** STUDY MATERIAL **
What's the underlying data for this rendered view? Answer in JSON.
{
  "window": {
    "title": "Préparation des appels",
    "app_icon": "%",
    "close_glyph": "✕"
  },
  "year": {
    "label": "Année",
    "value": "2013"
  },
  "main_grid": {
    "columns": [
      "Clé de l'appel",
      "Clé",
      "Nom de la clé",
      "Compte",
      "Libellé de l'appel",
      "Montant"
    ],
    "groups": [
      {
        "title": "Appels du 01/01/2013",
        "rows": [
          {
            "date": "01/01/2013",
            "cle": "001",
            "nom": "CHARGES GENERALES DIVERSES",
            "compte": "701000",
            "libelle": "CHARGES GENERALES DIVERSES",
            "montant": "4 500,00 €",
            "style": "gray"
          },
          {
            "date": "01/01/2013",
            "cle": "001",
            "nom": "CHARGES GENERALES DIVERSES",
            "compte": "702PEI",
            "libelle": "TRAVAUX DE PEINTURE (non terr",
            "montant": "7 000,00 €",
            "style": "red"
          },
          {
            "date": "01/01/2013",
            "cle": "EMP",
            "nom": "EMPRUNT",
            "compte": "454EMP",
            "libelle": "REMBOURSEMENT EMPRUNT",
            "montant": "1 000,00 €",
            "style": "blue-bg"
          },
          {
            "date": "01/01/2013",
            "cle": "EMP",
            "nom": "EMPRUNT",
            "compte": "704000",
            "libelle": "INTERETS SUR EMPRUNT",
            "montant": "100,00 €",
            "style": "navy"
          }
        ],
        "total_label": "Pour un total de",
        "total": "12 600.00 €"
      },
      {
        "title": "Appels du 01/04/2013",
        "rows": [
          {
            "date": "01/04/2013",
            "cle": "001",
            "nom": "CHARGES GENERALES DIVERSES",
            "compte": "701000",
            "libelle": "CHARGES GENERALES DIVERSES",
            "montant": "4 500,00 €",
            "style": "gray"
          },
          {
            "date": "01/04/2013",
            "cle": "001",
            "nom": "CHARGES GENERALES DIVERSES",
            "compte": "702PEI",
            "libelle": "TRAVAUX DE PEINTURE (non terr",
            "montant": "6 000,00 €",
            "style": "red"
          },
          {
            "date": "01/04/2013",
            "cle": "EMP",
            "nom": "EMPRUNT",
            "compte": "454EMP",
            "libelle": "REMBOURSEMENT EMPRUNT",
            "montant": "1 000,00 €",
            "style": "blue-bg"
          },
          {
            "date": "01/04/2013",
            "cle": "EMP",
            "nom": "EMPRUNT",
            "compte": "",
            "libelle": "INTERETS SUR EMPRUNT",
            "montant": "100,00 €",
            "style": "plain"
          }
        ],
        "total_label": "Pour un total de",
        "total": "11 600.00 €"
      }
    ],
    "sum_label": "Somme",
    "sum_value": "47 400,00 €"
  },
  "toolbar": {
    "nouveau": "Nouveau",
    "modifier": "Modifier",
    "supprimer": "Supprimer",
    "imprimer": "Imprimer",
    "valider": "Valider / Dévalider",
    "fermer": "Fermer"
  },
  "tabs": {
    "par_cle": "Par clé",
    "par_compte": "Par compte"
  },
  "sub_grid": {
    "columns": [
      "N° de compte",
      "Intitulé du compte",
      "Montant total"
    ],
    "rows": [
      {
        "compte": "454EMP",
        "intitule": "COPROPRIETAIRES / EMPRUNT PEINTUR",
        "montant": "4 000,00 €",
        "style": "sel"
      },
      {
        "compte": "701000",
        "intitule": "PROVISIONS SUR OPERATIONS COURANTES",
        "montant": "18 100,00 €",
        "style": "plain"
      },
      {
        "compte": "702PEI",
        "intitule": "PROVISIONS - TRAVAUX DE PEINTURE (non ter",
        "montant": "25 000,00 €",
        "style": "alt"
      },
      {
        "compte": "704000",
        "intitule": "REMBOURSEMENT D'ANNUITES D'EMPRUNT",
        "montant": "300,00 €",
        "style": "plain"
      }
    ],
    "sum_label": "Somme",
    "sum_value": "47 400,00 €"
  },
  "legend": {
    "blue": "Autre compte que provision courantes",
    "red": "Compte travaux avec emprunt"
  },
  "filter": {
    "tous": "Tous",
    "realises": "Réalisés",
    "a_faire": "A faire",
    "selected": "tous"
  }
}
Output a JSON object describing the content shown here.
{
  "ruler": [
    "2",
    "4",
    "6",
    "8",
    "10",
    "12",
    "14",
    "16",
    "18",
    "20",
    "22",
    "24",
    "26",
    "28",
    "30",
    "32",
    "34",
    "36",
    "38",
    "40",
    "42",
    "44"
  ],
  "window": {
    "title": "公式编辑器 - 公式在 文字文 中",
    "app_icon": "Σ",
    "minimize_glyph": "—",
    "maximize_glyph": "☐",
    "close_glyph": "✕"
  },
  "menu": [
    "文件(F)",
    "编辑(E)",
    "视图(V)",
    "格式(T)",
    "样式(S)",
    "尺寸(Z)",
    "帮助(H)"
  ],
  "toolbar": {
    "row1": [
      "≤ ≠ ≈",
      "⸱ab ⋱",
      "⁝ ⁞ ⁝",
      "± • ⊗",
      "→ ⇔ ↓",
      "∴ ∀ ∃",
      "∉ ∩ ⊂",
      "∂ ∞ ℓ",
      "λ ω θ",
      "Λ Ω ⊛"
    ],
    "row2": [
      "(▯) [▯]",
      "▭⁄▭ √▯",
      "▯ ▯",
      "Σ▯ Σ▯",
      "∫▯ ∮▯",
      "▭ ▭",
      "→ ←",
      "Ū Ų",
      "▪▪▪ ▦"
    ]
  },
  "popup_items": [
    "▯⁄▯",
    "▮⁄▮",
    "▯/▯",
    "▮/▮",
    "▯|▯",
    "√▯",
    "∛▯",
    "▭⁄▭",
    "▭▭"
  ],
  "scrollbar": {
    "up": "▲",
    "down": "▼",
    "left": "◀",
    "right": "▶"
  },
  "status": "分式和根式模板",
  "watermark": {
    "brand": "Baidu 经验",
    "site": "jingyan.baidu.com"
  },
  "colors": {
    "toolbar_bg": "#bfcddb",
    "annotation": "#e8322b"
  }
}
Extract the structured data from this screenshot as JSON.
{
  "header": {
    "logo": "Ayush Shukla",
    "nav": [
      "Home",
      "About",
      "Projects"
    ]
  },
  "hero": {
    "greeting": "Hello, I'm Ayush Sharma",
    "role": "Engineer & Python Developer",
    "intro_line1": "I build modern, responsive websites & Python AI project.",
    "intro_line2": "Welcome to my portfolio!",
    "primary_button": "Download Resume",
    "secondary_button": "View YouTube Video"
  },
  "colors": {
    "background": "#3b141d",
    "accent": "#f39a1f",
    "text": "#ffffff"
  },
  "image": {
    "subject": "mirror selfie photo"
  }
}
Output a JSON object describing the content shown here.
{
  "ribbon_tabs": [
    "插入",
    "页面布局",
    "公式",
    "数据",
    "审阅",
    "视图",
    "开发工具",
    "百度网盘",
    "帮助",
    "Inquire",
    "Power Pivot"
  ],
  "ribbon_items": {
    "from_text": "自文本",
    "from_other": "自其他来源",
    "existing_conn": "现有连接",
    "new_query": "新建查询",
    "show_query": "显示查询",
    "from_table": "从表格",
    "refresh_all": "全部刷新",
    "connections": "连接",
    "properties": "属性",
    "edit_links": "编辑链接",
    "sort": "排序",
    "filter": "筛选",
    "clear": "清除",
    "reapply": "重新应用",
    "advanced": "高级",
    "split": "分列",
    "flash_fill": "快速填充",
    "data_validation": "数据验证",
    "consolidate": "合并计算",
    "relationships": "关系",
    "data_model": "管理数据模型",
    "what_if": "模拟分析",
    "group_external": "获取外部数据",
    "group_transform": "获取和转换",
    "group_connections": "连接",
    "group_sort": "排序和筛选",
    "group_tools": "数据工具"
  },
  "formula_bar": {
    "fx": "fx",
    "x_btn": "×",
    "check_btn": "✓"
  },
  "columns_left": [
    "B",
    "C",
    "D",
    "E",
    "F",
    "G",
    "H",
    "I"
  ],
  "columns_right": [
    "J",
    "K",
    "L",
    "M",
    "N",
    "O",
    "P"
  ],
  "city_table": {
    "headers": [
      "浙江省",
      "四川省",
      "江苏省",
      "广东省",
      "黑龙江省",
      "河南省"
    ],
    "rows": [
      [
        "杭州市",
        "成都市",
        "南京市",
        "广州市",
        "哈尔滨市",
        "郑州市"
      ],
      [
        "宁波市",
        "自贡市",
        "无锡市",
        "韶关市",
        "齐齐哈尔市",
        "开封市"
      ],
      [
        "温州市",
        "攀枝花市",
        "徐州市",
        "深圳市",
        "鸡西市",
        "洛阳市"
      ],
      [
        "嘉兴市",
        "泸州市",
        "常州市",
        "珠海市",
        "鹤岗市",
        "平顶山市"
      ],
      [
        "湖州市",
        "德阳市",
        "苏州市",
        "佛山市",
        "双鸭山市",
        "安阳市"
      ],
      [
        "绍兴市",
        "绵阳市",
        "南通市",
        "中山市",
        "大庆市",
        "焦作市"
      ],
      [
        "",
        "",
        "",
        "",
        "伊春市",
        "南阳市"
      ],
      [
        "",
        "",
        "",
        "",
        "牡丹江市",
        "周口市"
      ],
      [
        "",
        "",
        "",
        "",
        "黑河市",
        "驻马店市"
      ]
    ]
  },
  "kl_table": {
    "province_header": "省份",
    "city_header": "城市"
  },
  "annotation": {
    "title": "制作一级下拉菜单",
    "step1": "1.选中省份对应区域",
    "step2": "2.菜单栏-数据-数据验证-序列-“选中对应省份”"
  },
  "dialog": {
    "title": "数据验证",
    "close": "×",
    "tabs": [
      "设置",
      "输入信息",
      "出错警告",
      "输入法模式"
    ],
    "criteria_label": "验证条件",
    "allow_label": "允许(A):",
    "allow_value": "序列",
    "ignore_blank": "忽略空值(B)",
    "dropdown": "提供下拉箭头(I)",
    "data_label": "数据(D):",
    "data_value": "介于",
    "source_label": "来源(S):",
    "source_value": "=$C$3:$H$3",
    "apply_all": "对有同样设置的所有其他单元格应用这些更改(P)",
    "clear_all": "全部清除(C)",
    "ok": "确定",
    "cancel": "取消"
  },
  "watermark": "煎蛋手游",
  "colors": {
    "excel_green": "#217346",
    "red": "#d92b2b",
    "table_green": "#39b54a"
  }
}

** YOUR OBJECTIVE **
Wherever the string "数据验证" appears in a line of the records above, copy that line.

** ANSWER FOR THIS EXERCISE **
    "data_validation": "数据验证",
    "step2": "2.菜单栏-数据-数据验证-序列-“选中对应省份”"
    "title": "数据验证",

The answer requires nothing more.